Assignment: The reply must return each line of the data exactly.

Records for this task:
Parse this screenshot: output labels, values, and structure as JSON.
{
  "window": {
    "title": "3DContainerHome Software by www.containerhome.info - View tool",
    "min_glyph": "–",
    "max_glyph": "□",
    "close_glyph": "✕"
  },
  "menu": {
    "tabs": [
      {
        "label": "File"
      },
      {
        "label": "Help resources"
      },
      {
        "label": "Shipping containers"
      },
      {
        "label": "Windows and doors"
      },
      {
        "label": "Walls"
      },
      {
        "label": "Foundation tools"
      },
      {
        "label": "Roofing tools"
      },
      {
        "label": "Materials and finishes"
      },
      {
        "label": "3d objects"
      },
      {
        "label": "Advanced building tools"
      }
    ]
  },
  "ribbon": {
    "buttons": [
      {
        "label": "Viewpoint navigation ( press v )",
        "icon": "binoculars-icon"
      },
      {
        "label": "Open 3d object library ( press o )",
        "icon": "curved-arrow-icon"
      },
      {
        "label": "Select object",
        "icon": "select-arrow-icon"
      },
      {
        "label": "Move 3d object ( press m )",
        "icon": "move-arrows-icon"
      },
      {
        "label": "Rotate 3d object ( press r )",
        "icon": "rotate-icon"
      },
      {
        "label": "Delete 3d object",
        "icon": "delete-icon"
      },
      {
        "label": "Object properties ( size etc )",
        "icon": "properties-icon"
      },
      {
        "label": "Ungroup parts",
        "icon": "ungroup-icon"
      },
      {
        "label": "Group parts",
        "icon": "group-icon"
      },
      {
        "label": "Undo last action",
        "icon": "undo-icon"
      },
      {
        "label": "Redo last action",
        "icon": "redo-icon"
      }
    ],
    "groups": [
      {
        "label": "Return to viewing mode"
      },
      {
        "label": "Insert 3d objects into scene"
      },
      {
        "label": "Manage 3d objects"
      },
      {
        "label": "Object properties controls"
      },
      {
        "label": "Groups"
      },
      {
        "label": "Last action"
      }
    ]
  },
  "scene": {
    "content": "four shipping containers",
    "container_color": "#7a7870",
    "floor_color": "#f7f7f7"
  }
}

Answer section:
Parse this screenshot: output labels, values, and structure as JSON.
{
  "window": {
    "title": "3DContainerHome Software by www.containerhome.info - View tool",
    "min_glyph": "–",
    "max_glyph": "□",
    "close_glyph": "✕"
  },
  "menu": {
    "tabs": [
      {
        "label": "File"
      },
      {
        "label": "Help resources"
      },
      {
        "label": "Shipping containers"
      },
      {
        "label": "Windows and doors"
      },
      {
        "label": "Walls"
      },
      {
        "label": "Foundation tools"
      },
      {
        "label": "Roofing tools"
      },
      {
        "label": "Materials and finishes"
      },
      {
        "label": "3d objects"
      },
      {
        "label": "Advanced building tools"
      }
    ]
  },
  "ribbon": {
    "buttons": [
      {
        "label": "Viewpoint navigation ( press v )",
        "icon": "binoculars-icon"
      },
      {
        "label": "Open 3d object library ( press o )",
        "icon": "curved-arrow-icon"
      },
      {
        "label": "Select object",
        "icon": "select-arrow-icon"
      },
      {
        "label": "Move 3d object ( press m )",
        "icon": "move-arrows-icon"
      },
      {
        "label": "Rotate 3d object ( press r )",
        "icon": "rotate-icon"
      },
      {
        "label": "Delete 3d object",
        "icon": "delete-icon"
      },
      {
        "label": "Object properties ( size etc )",
        "icon": "properties-icon"
      },
      {
        "label": "Ungroup parts",
        "icon": "ungroup-icon"
      },
      {
        "label": "Group parts",
        "icon": "group-icon"
      },
      {
        "label": "Undo last action",
        "icon": "undo-icon"
      },
      {
        "label": "Redo last action",
        "icon": "redo-icon"
      }
    ],
    "groups": [
      {
        "label": "Return to viewing mode"
      },
      {
        "label": "Insert 3d objects into scene"
      },
      {
        "label": "Manage 3d objects"
      },
      {
        "label": "Object properties controls"
      },
      {
        "label": "Groups"
      },
      {
        "label": "Last action"
      }
    ]
  },
  "scene": {
    "content": "four shipping containers",
    "container_color": "#7a7870",
    "floor_color": "#f7f7f7"
  }
}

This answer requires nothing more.